**** EXCERPTED RECORDS

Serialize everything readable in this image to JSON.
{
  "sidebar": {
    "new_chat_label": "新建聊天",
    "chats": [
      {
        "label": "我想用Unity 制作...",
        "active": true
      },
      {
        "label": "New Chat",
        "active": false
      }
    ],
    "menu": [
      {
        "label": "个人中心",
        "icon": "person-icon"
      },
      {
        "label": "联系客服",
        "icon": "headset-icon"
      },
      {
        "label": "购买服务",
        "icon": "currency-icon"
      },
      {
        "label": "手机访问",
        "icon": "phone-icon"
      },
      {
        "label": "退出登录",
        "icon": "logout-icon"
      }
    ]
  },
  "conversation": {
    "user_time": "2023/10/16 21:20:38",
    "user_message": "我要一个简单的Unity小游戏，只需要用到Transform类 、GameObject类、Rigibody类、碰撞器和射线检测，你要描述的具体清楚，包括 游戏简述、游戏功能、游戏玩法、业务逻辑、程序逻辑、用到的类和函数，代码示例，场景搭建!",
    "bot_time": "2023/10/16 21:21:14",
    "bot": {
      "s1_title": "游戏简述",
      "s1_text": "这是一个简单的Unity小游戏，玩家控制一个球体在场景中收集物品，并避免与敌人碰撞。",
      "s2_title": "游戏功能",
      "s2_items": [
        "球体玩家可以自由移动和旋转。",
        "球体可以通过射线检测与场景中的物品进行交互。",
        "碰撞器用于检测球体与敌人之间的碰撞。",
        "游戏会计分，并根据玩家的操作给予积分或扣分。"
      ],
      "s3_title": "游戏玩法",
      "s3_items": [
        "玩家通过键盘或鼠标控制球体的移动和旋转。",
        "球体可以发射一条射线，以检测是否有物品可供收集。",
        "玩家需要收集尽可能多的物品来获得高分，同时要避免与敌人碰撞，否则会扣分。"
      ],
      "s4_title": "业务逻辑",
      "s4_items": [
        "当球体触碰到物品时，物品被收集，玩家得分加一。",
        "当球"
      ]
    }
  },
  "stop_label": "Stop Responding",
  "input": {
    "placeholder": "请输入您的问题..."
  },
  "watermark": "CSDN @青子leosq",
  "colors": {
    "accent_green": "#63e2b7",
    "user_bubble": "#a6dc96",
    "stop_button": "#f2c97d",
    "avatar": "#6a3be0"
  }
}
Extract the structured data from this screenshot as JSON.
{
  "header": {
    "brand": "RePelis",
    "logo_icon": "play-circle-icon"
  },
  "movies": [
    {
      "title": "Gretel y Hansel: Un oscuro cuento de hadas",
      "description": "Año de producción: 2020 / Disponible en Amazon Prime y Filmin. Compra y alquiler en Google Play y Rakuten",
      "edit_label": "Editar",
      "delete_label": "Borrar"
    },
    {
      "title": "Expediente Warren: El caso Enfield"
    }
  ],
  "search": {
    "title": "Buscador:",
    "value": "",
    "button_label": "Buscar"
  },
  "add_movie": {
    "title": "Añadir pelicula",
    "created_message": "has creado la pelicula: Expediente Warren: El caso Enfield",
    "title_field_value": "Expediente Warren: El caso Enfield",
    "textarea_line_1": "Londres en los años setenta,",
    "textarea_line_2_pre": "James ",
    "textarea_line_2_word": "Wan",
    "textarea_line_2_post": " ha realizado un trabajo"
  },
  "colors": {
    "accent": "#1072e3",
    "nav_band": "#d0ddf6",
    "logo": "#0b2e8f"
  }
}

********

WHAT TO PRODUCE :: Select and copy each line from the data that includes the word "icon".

REPLY ::
        "icon": "person-icon"
        "icon": "headset-icon"
        "icon": "currency-icon"
        "icon": "phone-icon"
        "icon": "logout-icon"
    "logo_icon": "play-circle-icon"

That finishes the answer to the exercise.